The Gumby trademark — bolstered in strength, if not fame, by the character’s status as a long-lasting pop culture phenomenon — has enjoyed a similar exclamation of self-confidence and apparent, well-deserved respect from others over the years, as the brand’s owner Prema Toy has had virtually no trademark oppositions (one for footwear averted with a little help from an Examining Attorney), at least as it appears from the USPTO’s online TTAB database. This third party application for Gumby’s Pizza, was most likely brought into the fold, as detailed below.

The GUMBY word mark is still federally-registered in Int’l Classes 9 (DVDs), 16 (paper products), 25 (clothing), 28 (toys), 41 (entertainment services), and Gumby’s is also federally-registered in Int’l Classes 30 and 42, since Gumby’s Pizza & Wings is a restaurant franchise offered by Prema Toy. I figured there would be non-verbal product configuration trademark registrations for the appearance of the Gumby character too, but nope, nope, nope, only two dimensional depictions (here, here, and here).

Notwithstanding the fact that the only federally-registered marks consisting of or including the GUMBY word are owned by Prema Toy, this once singular trademark meaning of GUMBY recently has been threatened by a hightech software firm called Digital Surgeons who have dubbed one of their products with the so-called GUMBY FRAMEWORK trademark for “software development tools for the creation of mobile internet applications and client interfaces.” Their application was published for opposition last summer, and there is no record of Prema Toy opposing or seeking an extension of time to oppose, and once Digitial Surgeons submits evidence of use, the registration should issue.

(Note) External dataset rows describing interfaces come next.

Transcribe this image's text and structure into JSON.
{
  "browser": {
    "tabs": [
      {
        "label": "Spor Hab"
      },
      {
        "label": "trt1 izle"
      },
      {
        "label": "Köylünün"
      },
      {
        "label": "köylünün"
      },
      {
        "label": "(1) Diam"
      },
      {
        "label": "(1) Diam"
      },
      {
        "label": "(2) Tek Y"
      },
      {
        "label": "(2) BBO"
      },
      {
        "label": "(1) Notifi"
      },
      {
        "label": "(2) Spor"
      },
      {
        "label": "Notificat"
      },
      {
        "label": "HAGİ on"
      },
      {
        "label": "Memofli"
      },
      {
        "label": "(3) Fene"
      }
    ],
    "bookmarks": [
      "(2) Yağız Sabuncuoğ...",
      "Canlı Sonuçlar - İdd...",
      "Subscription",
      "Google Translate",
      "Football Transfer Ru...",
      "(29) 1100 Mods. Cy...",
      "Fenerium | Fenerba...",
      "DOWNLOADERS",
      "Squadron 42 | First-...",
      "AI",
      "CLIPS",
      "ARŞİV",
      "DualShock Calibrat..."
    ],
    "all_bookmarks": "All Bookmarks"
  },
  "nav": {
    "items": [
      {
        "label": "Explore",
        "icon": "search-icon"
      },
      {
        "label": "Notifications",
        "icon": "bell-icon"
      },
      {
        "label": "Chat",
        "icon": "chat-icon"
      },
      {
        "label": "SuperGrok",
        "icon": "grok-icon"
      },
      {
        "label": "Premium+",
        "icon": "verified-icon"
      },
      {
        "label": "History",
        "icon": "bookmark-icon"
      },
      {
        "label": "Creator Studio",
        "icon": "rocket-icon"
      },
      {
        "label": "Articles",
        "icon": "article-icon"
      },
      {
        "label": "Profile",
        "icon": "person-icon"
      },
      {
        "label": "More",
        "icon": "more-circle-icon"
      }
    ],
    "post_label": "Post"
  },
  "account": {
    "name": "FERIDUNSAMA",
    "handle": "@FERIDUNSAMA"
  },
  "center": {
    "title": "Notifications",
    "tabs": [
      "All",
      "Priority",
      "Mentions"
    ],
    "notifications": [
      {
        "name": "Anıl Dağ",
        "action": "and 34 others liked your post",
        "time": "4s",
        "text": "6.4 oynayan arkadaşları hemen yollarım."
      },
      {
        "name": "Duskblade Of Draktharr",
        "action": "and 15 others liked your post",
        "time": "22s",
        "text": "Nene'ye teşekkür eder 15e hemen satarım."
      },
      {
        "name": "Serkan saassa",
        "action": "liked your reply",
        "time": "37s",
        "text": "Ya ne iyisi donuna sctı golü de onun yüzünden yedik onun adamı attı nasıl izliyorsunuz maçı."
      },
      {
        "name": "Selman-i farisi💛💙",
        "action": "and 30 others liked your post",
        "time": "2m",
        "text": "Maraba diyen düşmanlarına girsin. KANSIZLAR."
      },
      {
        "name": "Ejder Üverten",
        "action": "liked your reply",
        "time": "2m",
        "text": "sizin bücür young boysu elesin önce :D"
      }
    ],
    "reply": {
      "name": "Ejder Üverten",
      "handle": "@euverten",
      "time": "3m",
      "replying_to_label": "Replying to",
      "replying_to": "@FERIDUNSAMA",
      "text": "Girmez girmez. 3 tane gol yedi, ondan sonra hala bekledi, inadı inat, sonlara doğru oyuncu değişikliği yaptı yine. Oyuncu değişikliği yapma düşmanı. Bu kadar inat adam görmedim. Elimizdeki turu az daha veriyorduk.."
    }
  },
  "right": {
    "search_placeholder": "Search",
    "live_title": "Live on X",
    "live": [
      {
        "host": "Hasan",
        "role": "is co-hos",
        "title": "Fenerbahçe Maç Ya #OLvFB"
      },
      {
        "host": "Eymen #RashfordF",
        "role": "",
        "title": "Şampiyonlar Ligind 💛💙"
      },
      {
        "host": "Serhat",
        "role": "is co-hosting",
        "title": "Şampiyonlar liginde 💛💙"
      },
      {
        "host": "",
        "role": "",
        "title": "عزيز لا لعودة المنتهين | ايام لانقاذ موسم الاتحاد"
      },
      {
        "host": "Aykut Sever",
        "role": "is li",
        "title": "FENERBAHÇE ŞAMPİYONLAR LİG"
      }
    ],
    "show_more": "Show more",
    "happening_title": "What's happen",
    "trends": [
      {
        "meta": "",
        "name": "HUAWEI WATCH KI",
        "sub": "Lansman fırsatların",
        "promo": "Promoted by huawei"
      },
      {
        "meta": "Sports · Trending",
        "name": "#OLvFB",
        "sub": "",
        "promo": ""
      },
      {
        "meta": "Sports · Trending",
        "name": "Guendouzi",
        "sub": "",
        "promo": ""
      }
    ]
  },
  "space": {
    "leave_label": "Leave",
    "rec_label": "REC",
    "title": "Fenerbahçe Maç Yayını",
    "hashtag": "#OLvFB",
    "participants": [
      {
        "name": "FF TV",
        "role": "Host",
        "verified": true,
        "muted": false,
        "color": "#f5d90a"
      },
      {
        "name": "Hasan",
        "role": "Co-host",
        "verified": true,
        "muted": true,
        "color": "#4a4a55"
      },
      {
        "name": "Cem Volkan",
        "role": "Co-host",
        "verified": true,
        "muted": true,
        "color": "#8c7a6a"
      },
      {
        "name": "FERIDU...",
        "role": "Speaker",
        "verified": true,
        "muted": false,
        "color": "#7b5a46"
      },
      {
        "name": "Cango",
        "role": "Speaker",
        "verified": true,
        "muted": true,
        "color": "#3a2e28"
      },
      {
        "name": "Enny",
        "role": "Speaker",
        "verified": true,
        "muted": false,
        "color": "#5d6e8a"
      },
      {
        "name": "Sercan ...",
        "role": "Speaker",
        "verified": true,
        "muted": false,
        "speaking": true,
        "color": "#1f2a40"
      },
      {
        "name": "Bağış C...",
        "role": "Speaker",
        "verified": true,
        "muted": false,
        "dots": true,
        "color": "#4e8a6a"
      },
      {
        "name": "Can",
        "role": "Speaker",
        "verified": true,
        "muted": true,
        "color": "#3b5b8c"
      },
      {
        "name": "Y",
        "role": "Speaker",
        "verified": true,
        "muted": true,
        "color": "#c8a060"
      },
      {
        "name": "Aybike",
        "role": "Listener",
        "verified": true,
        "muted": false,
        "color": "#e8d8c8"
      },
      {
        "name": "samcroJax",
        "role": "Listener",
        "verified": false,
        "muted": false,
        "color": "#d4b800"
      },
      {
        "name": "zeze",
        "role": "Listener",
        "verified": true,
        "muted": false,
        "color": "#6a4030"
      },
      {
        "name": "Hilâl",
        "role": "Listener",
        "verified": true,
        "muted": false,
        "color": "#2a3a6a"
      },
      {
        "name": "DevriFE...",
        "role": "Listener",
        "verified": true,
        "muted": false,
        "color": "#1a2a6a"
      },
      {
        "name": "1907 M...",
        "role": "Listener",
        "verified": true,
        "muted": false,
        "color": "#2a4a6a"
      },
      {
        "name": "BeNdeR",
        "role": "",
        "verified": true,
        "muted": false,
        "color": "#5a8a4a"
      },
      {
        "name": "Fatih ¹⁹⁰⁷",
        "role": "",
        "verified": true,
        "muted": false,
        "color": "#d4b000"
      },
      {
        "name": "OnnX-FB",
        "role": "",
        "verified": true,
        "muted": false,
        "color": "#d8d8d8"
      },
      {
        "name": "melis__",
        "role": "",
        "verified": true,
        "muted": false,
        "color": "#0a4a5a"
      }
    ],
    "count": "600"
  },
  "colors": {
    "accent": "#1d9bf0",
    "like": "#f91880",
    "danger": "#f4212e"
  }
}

Digital Surgeons is currently promoting GUMBY 2.6, as a flexible, responsive CSS framework — powered by Sass: “Now more flexible than ever.” So, the Digital Surgeons have drawn their scalpels to clearly play on at least the meaning behind the iconic Gumby character, perhaps explaining this statement on the bottom of their website:

“Disclaimer: Gumby Framework holds no affiliation or association with our friends at, Primavision Inc. or Prema Toy Inc.”

Since the Digital Surgeons are apparently friends with the folks at Prema Toy, perhaps the disclaimer is enough to satisfy the brand owner, assuming they are aware of the use and pending application for federal registration.

So, if you were responsible for the GUMBY brand, how flexible would you consider it to be, and would you easily bend on this encroachment? Why?

If a flexible approach is adopted to permit unrelated brands that play on the bendable meaning associated with the GUMBY brand and character, will it lead to others, eventually taking the GUMBY brand into a very different posture and position? Would it make a difference to you to know that the Prema in Prema Toy means “heart” in Sanskrit?

Oh, and in case you’re wondering where Gumby’s best pony pal Pokey is, it appears that he doesn’t hold the same status as Gumby, since Pokey’s registrations have lapsed (here and here).